Wolfson’s words were memorable. The mayor, he said, doesn’t believe in partisan primaries. It was hardly news. Bloomberg changed his registration so he didn’t have to run in a Democratic primary in 2001. Like the Independence Party, he doesn’t like partisan elections because he can’t win them. Of course, he won’t be running in one again in New York, so this is more of nostalgia hate for him than a plan to stack the deck. It’s worth noting — although in the whitest City Hall in modern memory no one may have noticed it — that blacks and Latinos have won every Democratic primary for mayor since 1985 but for one, in 1997, when Al Sharpton, the mayor’s favorite “civil rights leader,” narrowly lost to Ruth Messinger. So eliminating primaries might have a hard time passing muster at the Justice Department, which must pre-clear changes like this.
What is really driving the second Brennan bill is a concern that Bloomberg’s commission might try to package a term limit reduction, which would almost undoubtedly pass, with the abolition of partisan primaries, which might not pass if separated. So the bill, and this is the one that just got out of the senate committee, requires that charter proposals appear on the ballot “as separate proposals to the extent practicable.”
This bill also gives the council new powers. If this commission wants to put anything on the ballot this year, it has to get the majority consent of the council. And if it wants to put anything on the ballot next year (the commission life extends into 2011), it has to abide by a much more publicly accountable hearing schedule and review process, though it won’t require the consent of the council.
I asked Wolfson and Stu Loeser, the mayor’s press secretary, how the administration felt about this bill. All Wolfson did was e-mail back and inaccurately quibble about my minority impact argument involving the elimination of primaries, which suggests how carefully they may be considering it. Though I pressed again about how the administration felt about lumping together proposals like term limits and partisan elections, or how they felt about Brennan’s efforts to require separation, I got no answers.
When Wolfson jumped the gun and predicted what the commission would do, one unidentified member called him a “f—— a——” (in Daily News parlance).

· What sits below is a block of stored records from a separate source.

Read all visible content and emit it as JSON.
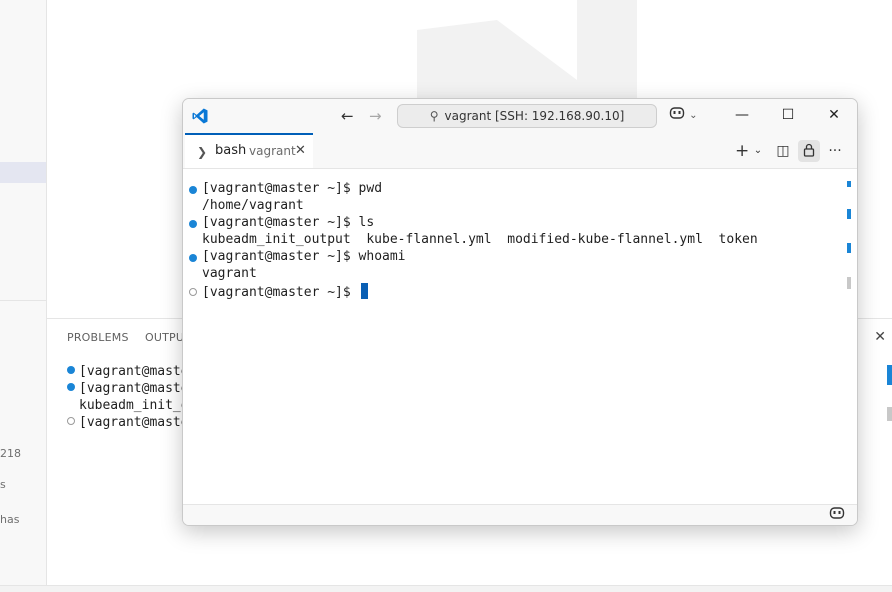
{
  "background_window": {
    "sidebar_fragments": [
      "218",
      "s",
      "has"
    ],
    "panel_tabs": [
      "PROBLEMS",
      "OUTPUT"
    ],
    "panel_lines": [
      {
        "dot": "filled",
        "text": "[vagrant@master ~"
      },
      {
        "dot": "filled",
        "text": "[vagrant@master ~"
      },
      {
        "dot": "none",
        "text": "kubeadm_init_outp"
      },
      {
        "dot": "empty",
        "text": "[vagrant@master ~"
      }
    ]
  },
  "terminal_window": {
    "title_search": "vagrant [SSH: 192.168.90.10]",
    "nav": {
      "back": "←",
      "forward": "→"
    },
    "window_controls": {
      "minimize": "—",
      "maximize": "☐",
      "close": "✕"
    },
    "tab": {
      "icon": "❯",
      "name": "bash",
      "subtitle": "vagrant",
      "close": "✕"
    },
    "toolbar": {
      "new_terminal": "+",
      "dropdown": "⌄",
      "split": "◫",
      "more": "···"
    },
    "lines": [
      {
        "dot": "filled",
        "prompt": "[vagrant@master ~]$ ",
        "command": "pwd"
      },
      {
        "dot": "none",
        "output": "/home/vagrant"
      },
      {
        "dot": "filled",
        "prompt": "[vagrant@master ~]$ ",
        "command": "ls"
      },
      {
        "dot": "none",
        "output": "kubeadm_init_output  kube-flannel.yml  modified-kube-flannel.yml  token"
      },
      {
        "dot": "filled",
        "prompt": "[vagrant@master ~]$ ",
        "command": "whoami"
      },
      {
        "dot": "none",
        "output": "vagrant"
      },
      {
        "dot": "empty",
        "prompt": "[vagrant@master ~]$ ",
        "command": ""
      }
    ]
  },
  "colors": {
    "accent": "#005fb8",
    "command_dot": "#1a85d6",
    "cursor": "#0a5fb4"
  },
  "icons": {
    "vscode_logo": "vscode-logo-icon",
    "search": "search-icon",
    "copilot": "copilot-icon",
    "lock": "lock-icon"
  }
}
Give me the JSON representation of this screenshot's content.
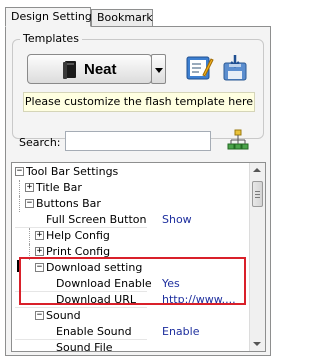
{
  "tabs": [
    {
      "label": "Design Setting",
      "active": true
    },
    {
      "label": "Bookmark",
      "active": false
    }
  ],
  "templates": {
    "group_title": "Templates",
    "selected_template": "Neat",
    "hint": "Please customize the flash template here",
    "icons": [
      "edit-template-icon",
      "save-template-icon"
    ]
  },
  "search": {
    "label": "Search:",
    "value": "",
    "icon": "search-tree-icon"
  },
  "tree": {
    "rows": [
      {
        "label": "Tool Bar Settings",
        "expander": "minus",
        "value": ""
      },
      {
        "label": "Title Bar",
        "expander": "plus",
        "value": ""
      },
      {
        "label": "Buttons Bar",
        "expander": "minus",
        "value": ""
      },
      {
        "label": "Full Screen Button",
        "expander": "",
        "value": "Show"
      },
      {
        "label": "Help Config",
        "expander": "plus",
        "value": ""
      },
      {
        "label": "Print Config",
        "expander": "plus",
        "value": ""
      },
      {
        "label": "Download setting",
        "expander": "minus",
        "value": ""
      },
      {
        "label": "Download Enable",
        "expander": "",
        "value": "Yes"
      },
      {
        "label": "Download URL",
        "expander": "",
        "value": "http://www...."
      },
      {
        "label": "Sound",
        "expander": "minus",
        "value": ""
      },
      {
        "label": "Enable Sound",
        "expander": "",
        "value": "Enable"
      },
      {
        "label": "Sound File",
        "expander": "",
        "value": ""
      }
    ]
  },
  "colors": {
    "highlight_box": "#d9202a",
    "value_text": "#1e2f9e",
    "hint_background": "#ffffe1"
  }
}
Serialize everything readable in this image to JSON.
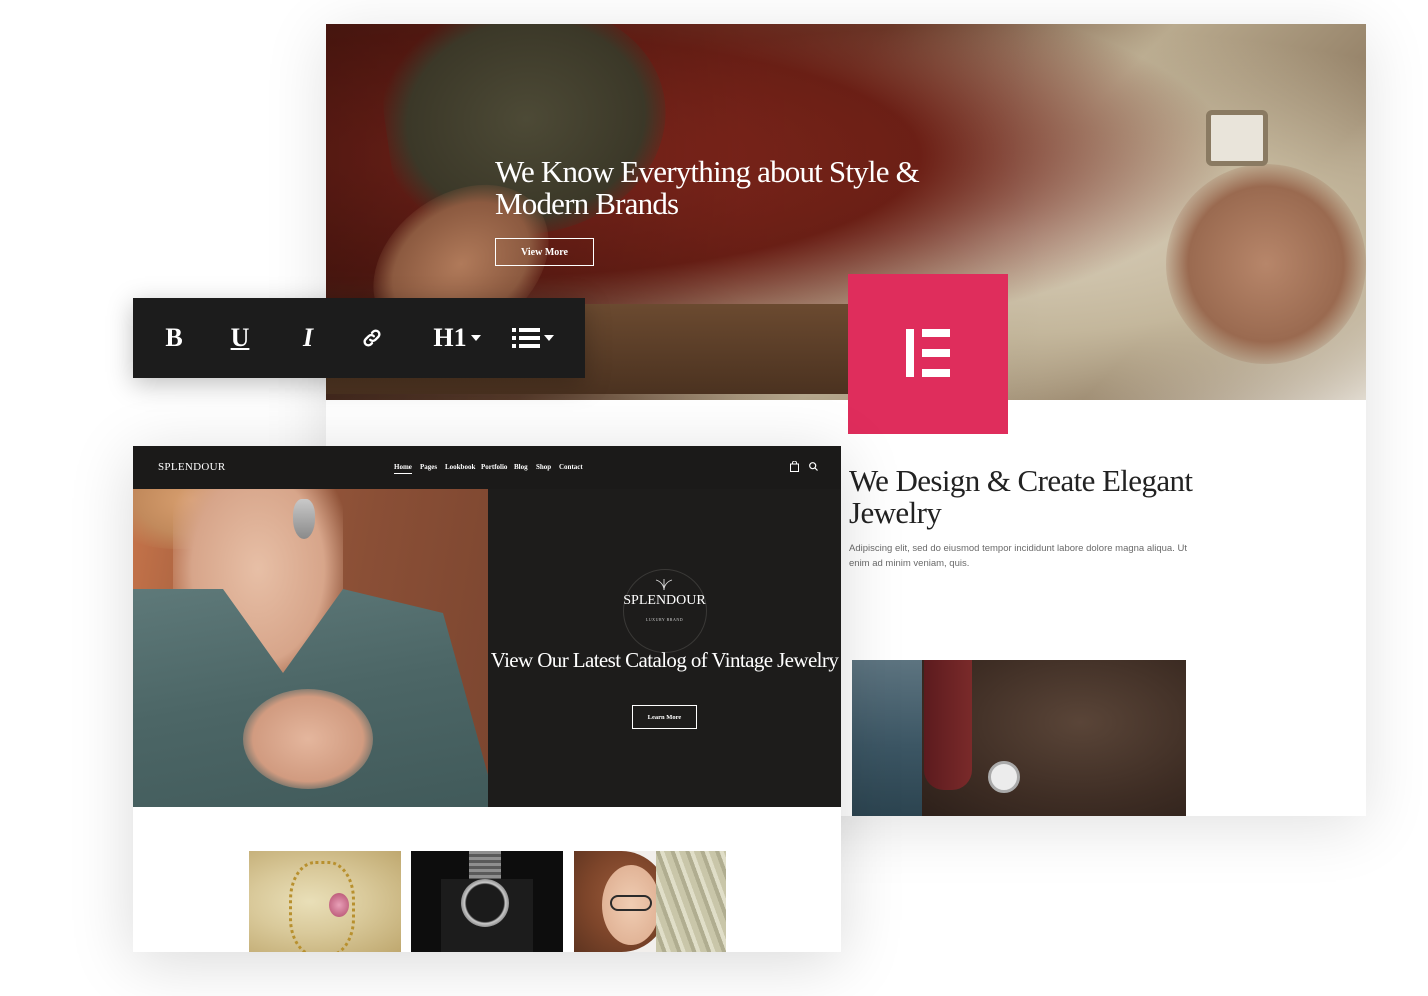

This thesis will, I predict, be disproved when the commission does precisely what Wolfson anticipated. The commission chair, Matthew Goldstein, who also runs the City University of New York, issued a post-Wolfson-declaration press release that I am sure he genuinely means. He said the independence of the commission is “inviolate.”
Since the mayor’s counsel, Tony Crowell, is a commission member, as well as several others who are mayoral appointees elsewhere, Goldstein, who is a state appointee, may have been projecting. His independence may well be inviolate.
But Mike Bloomberg, the supposed anti-politician, has proven that he can count heads, especially the ones he lines up himself.